The researchers estimate that mortality could drop by about 5 percent in large cities if they required companies to offer paid sick leave to employees who work at least 40 hours a week.
The United States does not have any paid sick leave requirements and state-level preemption laws often make it impossible for local governments to mandate requirements that improve workplace conditions.
Having paid sick leave may help you live longer, according to new research published in the American Journal of Preventive Medicine.
The study published found that paid sick leave requirements were associated with lower rates of suicides, homicides, and alcohol-related deaths.
According to the research, laws that require employers to provide paid sick leave may help lower mortality from suicide and homicide. In addition, state laws that preempt local governments from mandating paid sick leave and minimum wage requirements likely contributed to the 6 percent increase in mortality recently observed among working adults.
“When states block local authority to improve working conditions, such as requiring paid sick leave, it has life and death consequences,” co-investigator Jennifer Karas Montez, Ph.D., the director of the Center for Aging and Policy Studies at Syracuse University.
The researchers evaluated death data sourced from the Centers for Disease Control and Prevention (CDC). The death data included cause of death (suicide, homicide, drug poisoning, acute alcohol poisoning, and transport accidents) and county of residence. The deaths occurred among adults ages 25 to 64 between 1999 and 2019. The researchers then estimated the association between death counts and minimum wage and paid sick leave requirements.
The researchers found areas with paid sick leave requirements had significantly lower rates of mortality from suicide, homicide, and alcohol use. Increasing paid sick leave from 0 hours to 40 hours could lower homicide mortality by over 13 percent among women and 8 percent among men.
State preemption laws, which can override local mandates, have restricted local governments from successfully enacting such requirements. The researchers say these preemption laws stifle innovation and make it difficult for people to take time off work to get medical care.
The estimates suggest that mortality among working adults could have been 7.5 percent lower if states had not blocked four counties from attempting to mandate paid sick leave Orange County, Florida, Bexar, Dallas, and Travis counties in Texas.
“These findings indicate that the preemption laws have the potential to exert adverse consequences on working-age mortality,” the researchers stated in the study.
People who do not get paid sick leave at work are more likely to put off medical care and go to work when sick. This also increases the odds they’ll expose their coworkers to illness. They also have a greater risk of injuring themselves at work and experiencing fatal accidents. Without paid sick leave, people’s lives can be upheaved at any moment it takes them longer to recover from job loss, which increases their risk of suicide and drug use.
In 2016 the American Medical Association adopted new policies recognizing the health benefits of paid time off.

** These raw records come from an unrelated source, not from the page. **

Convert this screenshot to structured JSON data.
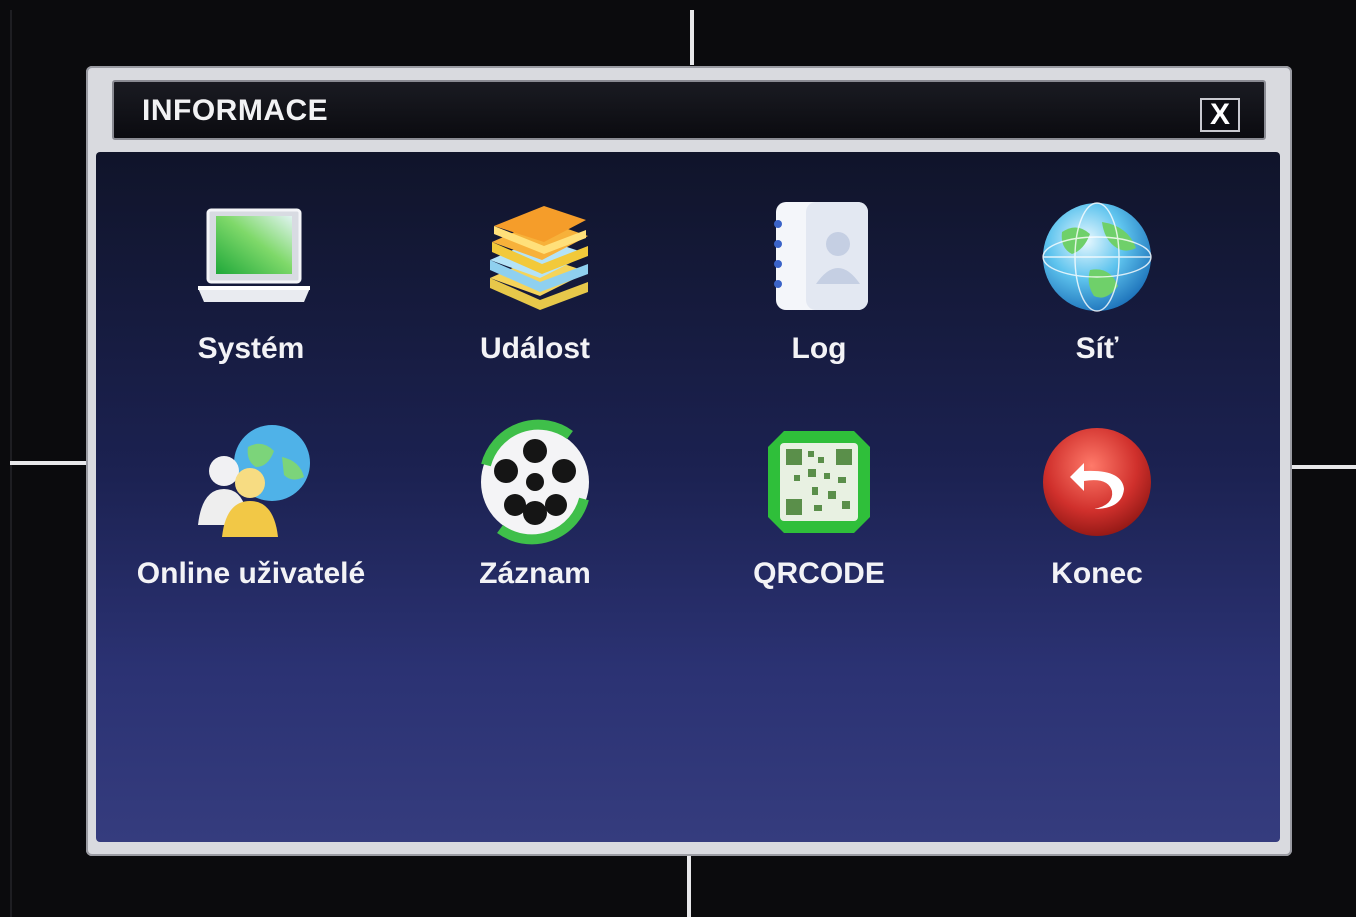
{
  "dialog": {
    "title": "INFORMACE",
    "close_glyph": "X"
  },
  "items": [
    {
      "label": "Systém",
      "icon": "laptop-icon"
    },
    {
      "label": "Událost",
      "icon": "books-icon"
    },
    {
      "label": "Log",
      "icon": "address-book-icon"
    },
    {
      "label": "Síť",
      "icon": "globe-icon"
    },
    {
      "label": "Online uživatelé",
      "icon": "online-users-icon"
    },
    {
      "label": "Záznam",
      "icon": "film-reel-icon"
    },
    {
      "label": "QRCODE",
      "icon": "qr-code-icon"
    },
    {
      "label": "Konec",
      "icon": "exit-icon"
    }
  ],
  "colors": {
    "panel_top": "#10142a",
    "panel_bottom": "#353c7e",
    "frame": "#d9dadf",
    "exit_red": "#d0302c",
    "qr_green": "#2fbf3a"
  }
}
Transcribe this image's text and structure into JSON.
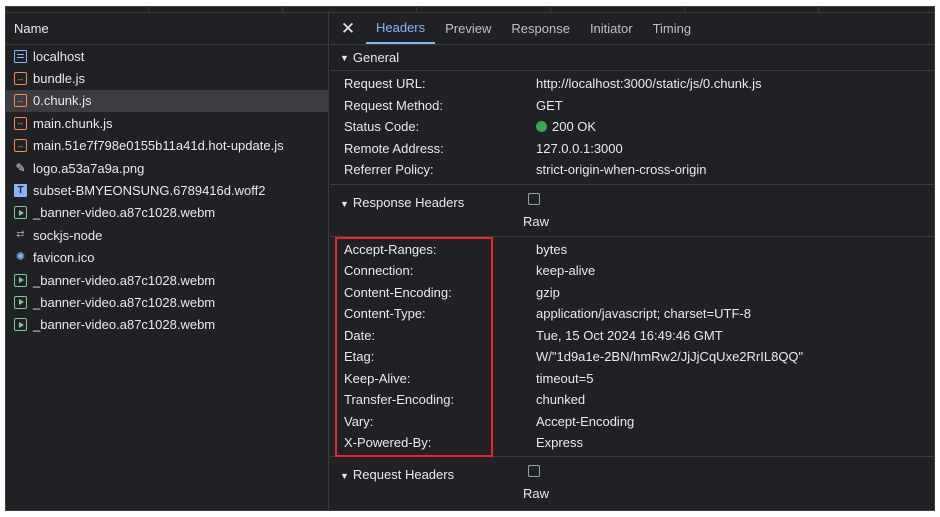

“Workers without paid sick days are more likely to work sick and are more likely to delay needed medical care, which can lead to prolonged illness and worsen otherwise minor health issues. Lack of paid leave also has a ripple effect across a worker’s family,” former AMA Board Chair Dr. Barbara L. McAneny, said at the time. “Paid sick leave has been shown to aid children’s health, shorten hospital stays and reduce the risk of disease transmission by allowing parents to stay home with sick children.”
Research suggests that raising the minimum wage could reduce financial stress, help people afford necessary medical care, and improve their overall life satisfaction. Together, these work condition improvements could reduce suicide rates, according to past evidence.
Montez says state policymakers should evaluate the pressure they receive from corporate lobbyists to improve working conditions against the cost of their constituents’ lives.
“For things to change, we need greater awareness among the public that these types of preemption laws are enacted to appease major corporations and wealthy donors, and we need greater awareness that these laws can create substantial costs in terms of premature deaths,” Montez said.